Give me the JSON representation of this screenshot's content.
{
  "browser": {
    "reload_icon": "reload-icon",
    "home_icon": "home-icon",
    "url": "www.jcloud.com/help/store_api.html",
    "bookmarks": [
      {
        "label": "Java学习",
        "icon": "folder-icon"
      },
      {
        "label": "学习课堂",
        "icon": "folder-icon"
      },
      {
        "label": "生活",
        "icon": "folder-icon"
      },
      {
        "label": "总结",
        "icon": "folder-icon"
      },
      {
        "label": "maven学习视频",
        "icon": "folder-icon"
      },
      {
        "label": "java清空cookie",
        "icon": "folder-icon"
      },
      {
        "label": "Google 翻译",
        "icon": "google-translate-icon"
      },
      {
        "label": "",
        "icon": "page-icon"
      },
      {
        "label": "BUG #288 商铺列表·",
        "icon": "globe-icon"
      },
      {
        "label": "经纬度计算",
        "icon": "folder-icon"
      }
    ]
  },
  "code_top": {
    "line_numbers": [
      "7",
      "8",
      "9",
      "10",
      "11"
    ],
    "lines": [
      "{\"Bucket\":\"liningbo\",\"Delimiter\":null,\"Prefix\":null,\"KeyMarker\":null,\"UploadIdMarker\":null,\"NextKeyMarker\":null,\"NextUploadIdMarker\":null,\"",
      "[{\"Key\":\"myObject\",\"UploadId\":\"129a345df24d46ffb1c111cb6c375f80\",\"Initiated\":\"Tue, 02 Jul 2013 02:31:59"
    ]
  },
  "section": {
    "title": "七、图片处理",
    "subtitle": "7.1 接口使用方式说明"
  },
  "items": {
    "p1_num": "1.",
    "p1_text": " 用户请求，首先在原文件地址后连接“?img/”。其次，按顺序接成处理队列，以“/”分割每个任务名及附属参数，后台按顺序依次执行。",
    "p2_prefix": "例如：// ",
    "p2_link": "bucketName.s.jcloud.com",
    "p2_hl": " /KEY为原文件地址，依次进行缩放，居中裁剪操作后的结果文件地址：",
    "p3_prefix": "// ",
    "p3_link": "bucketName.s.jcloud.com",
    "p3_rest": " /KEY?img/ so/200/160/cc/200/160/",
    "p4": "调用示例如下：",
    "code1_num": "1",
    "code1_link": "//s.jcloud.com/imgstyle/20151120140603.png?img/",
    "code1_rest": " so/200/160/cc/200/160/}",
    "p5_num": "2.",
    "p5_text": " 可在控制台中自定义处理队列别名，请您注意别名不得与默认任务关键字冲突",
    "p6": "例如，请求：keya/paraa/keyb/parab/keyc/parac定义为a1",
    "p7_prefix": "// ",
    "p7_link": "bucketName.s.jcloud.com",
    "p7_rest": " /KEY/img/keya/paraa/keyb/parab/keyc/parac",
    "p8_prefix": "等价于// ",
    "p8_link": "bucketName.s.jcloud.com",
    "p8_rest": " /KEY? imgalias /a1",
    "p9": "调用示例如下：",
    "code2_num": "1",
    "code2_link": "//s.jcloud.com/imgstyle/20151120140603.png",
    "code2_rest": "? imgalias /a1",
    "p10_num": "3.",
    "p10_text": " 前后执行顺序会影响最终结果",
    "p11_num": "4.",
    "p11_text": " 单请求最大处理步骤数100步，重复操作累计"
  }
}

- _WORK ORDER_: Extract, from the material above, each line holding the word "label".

- _RESULT OF THIS TASK_:
        "label": "Java学习",
        "label": "学习课堂",
        "label": "生活",
        "label": "总结",
        "label": "maven学习视频",
        "label": "java清空cookie",
        "label": "Google 翻译",
        "label": "",
        "label": "BUG #288 商铺列表·",
        "label": "经纬度计算",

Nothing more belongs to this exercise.